# Problem to solve
The data below has to be returned exactly, down to the last character.

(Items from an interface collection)
────────────────────

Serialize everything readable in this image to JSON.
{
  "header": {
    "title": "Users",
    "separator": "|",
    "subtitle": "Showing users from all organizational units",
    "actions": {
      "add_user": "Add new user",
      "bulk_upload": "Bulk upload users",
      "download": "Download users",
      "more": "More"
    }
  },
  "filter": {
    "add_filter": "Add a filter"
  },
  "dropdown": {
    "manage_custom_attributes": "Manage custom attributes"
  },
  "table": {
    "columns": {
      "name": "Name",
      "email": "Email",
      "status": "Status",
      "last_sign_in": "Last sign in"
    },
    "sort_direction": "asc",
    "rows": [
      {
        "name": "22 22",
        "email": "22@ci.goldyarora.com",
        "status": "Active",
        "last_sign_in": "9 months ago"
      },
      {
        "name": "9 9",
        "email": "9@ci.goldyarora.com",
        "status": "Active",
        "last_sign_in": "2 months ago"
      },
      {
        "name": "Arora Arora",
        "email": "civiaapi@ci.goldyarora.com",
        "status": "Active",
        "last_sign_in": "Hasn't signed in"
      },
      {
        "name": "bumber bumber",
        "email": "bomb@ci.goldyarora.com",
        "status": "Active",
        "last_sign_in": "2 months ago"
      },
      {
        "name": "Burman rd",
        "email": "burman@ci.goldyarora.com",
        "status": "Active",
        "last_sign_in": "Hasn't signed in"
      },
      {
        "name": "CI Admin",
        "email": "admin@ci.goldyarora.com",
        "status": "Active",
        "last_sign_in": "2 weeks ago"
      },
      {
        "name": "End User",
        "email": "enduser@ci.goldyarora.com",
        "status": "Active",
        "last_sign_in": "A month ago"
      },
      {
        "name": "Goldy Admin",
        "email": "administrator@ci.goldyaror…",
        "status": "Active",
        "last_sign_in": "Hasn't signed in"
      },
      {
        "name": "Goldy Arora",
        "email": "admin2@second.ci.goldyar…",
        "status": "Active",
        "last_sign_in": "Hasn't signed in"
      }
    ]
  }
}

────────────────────

# Result
Serialize everything readable in this image to JSON.
{
  "header": {
    "title": "Users",
    "separator": "|",
    "subtitle": "Showing users from all organizational units",
    "actions": {
      "add_user": "Add new user",
      "bulk_upload": "Bulk upload users",
      "download": "Download users",
      "more": "More"
    }
  },
  "filter": {
    "add_filter": "Add a filter"
  },
  "dropdown": {
    "manage_custom_attributes": "Manage custom attributes"
  },
  "table": {
    "columns": {
      "name": "Name",
      "email": "Email",
      "status": "Status",
      "last_sign_in": "Last sign in"
    },
    "sort_direction": "asc",
    "rows": [
      {
        "name": "22 22",
        "email": "22@ci.goldyarora.com",
        "status": "Active",
        "last_sign_in": "9 months ago"
      },
      {
        "name": "9 9",
        "email": "9@ci.goldyarora.com",
        "status": "Active",
        "last_sign_in": "2 months ago"
      },
      {
        "name": "Arora Arora",
        "email": "civiaapi@ci.goldyarora.com",
        "status": "Active",
        "last_sign_in": "Hasn't signed in"
      },
      {
        "name": "bumber bumber",
        "email": "bomb@ci.goldyarora.com",
        "status": "Active",
        "last_sign_in": "2 months ago"
      },
      {
        "name": "Burman rd",
        "email": "burman@ci.goldyarora.com",
        "status": "Active",
        "last_sign_in": "Hasn't signed in"
      },
      {
        "name": "CI Admin",
        "email": "admin@ci.goldyarora.com",
        "status": "Active",
        "last_sign_in": "2 weeks ago"
      },
      {
        "name": "End User",
        "email": "enduser@ci.goldyarora.com",
        "status": "Active",
        "last_sign_in": "A month ago"
      },
      {
        "name": "Goldy Admin",
        "email": "administrator@ci.goldyaror…",
        "status": "Active",
        "last_sign_in": "Hasn't signed in"
      },
      {
        "name": "Goldy Arora",
        "email": "admin2@second.ci.goldyar…",
        "status": "Active",
        "last_sign_in": "Hasn't signed in"
      }
    ]
  }
}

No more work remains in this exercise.